Supplied data:
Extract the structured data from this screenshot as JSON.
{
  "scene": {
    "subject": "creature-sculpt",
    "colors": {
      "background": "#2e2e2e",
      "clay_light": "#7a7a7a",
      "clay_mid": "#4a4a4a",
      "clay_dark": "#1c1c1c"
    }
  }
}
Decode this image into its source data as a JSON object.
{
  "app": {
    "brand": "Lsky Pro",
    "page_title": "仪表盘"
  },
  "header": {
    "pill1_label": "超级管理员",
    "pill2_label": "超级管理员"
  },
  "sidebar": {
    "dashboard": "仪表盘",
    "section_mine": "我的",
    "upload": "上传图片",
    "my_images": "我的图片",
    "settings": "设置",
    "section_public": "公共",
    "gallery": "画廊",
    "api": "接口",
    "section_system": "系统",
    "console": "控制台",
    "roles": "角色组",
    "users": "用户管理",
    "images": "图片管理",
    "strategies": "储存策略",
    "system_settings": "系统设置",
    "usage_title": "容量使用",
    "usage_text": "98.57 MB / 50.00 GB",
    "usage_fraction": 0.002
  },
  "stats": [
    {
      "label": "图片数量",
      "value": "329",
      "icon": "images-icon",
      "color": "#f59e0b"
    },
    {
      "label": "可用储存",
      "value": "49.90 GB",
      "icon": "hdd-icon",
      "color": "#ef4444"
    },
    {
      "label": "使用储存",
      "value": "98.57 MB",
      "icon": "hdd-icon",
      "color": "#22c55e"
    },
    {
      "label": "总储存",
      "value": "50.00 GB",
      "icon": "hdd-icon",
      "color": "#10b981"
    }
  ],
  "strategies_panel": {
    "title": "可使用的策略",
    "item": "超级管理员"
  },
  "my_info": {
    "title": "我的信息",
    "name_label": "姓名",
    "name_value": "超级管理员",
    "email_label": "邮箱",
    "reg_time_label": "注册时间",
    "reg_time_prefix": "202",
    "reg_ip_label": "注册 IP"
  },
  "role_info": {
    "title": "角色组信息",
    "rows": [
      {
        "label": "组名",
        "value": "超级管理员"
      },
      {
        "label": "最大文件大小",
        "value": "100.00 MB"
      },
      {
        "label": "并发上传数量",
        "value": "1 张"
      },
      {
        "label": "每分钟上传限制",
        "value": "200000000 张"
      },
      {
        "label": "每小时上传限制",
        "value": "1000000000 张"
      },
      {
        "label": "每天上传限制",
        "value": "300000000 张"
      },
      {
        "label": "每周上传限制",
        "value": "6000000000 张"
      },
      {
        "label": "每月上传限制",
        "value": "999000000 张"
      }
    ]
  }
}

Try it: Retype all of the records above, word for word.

Solution for this exercise:
Extract the structured data from this screenshot as JSON.
{
  "scene": {
    "subject": "creature-sculpt",
    "colors": {
      "background": "#2e2e2e",
      "clay_light": "#7a7a7a",
      "clay_mid": "#4a4a4a",
      "clay_dark": "#1c1c1c"
    }
  }
}
Decode this image into its source data as a JSON object.
{
  "app": {
    "brand": "Lsky Pro",
    "page_title": "仪表盘"
  },
  "header": {
    "pill1_label": "超级管理员",
    "pill2_label": "超级管理员"
  },
  "sidebar": {
    "dashboard": "仪表盘",
    "section_mine": "我的",
    "upload": "上传图片",
    "my_images": "我的图片",
    "settings": "设置",
    "section_public": "公共",
    "gallery": "画廊",
    "api": "接口",
    "section_system": "系统",
    "console": "控制台",
    "roles": "角色组",
    "users": "用户管理",
    "images": "图片管理",
    "strategies": "储存策略",
    "system_settings": "系统设置",
    "usage_title": "容量使用",
    "usage_text": "98.57 MB / 50.00 GB",
    "usage_fraction": 0.002
  },
  "stats": [
    {
      "label": "图片数量",
      "value": "329",
      "icon": "images-icon",
      "color": "#f59e0b"
    },
    {
      "label": "可用储存",
      "value": "49.90 GB",
      "icon": "hdd-icon",
      "color": "#ef4444"
    },
    {
      "label": "使用储存",
      "value": "98.57 MB",
      "icon": "hdd-icon",
      "color": "#22c55e"
    },
    {
      "label": "总储存",
      "value": "50.00 GB",
      "icon": "hdd-icon",
      "color": "#10b981"
    }
  ],
  "strategies_panel": {
    "title": "可使用的策略",
    "item": "超级管理员"
  },
  "my_info": {
    "title": "我的信息",
    "name_label": "姓名",
    "name_value": "超级管理员",
    "email_label": "邮箱",
    "reg_time_label": "注册时间",
    "reg_time_prefix": "202",
    "reg_ip_label": "注册 IP"
  },
  "role_info": {
    "title": "角色组信息",
    "rows": [
      {
        "label": "组名",
        "value": "超级管理员"
      },
      {
        "label": "最大文件大小",
        "value": "100.00 MB"
      },
      {
        "label": "并发上传数量",
        "value": "1 张"
      },
      {
        "label": "每分钟上传限制",
        "value": "200000000 张"
      },
      {
        "label": "每小时上传限制",
        "value": "1000000000 张"
      },
      {
        "label": "每天上传限制",
        "value": "300000000 张"
      },
      {
        "label": "每周上传限制",
        "value": "6000000000 张"
      },
      {
        "label": "每月上传限制",
        "value": "999000000 张"
      }
    ]
  }
}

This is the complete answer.